Work instructions =>
In the entries below, spot each line with the word "icon" and copy it.

Records provided =>
*** Block opens ***

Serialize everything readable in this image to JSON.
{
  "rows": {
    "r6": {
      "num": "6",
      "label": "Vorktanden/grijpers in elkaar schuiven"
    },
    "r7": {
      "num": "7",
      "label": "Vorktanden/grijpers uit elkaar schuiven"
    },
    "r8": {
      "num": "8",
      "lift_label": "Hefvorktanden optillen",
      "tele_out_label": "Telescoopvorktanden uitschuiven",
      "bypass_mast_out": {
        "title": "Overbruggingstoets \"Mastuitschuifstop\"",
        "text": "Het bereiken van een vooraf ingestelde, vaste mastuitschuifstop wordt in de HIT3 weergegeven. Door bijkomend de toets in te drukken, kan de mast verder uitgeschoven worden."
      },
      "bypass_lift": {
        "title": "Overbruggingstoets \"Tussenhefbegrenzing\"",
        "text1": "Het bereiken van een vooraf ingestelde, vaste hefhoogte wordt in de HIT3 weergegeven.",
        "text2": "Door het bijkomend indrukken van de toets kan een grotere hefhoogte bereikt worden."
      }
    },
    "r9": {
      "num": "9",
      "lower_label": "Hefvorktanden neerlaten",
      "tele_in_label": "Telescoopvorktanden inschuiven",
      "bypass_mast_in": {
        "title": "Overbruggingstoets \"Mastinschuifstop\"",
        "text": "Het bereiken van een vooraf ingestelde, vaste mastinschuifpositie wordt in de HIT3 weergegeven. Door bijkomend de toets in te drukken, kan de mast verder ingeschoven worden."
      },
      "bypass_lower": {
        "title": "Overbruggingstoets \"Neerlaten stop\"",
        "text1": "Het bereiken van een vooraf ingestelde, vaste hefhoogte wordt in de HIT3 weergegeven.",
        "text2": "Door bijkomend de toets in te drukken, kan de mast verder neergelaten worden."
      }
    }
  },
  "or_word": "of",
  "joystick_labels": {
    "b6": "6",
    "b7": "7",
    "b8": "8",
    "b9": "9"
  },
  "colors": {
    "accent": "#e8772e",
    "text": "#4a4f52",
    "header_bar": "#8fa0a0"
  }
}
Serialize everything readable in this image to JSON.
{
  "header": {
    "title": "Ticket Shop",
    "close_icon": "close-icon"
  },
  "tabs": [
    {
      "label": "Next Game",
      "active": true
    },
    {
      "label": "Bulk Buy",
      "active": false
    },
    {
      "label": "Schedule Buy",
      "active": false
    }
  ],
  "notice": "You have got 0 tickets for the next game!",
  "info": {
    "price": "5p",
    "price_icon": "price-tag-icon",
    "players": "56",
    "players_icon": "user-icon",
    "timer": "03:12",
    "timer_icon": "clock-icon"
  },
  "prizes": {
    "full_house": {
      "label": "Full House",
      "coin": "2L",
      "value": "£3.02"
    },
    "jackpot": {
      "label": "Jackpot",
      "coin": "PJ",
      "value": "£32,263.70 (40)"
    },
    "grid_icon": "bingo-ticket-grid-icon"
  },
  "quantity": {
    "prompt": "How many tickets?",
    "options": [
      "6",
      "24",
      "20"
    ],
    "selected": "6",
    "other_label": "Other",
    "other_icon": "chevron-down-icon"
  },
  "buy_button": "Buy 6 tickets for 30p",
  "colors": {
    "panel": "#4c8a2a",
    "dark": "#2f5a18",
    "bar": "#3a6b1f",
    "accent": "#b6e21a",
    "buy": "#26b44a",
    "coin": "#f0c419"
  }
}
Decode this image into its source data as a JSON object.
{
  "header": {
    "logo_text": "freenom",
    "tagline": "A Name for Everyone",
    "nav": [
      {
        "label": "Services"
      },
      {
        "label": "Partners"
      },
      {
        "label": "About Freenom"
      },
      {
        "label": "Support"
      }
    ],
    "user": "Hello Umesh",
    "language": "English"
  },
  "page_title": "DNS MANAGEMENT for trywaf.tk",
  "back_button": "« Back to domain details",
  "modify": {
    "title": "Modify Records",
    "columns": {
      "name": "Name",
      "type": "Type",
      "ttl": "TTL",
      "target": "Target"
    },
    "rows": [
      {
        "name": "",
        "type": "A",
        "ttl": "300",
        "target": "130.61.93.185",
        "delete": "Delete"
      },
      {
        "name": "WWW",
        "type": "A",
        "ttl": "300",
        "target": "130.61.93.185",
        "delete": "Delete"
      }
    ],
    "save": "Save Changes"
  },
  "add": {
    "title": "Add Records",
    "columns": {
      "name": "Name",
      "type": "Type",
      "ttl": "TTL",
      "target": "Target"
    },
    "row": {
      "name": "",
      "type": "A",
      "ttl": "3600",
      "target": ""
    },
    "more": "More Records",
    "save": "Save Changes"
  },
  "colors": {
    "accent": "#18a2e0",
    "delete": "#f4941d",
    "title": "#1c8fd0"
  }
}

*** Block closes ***

Written answer =>
    "close_icon": "close-icon"
    "price_icon": "price-tag-icon",
    "players_icon": "user-icon",
    "timer_icon": "clock-icon"
    "grid_icon": "bingo-ticket-grid-icon"
    "other_icon": "chevron-down-icon"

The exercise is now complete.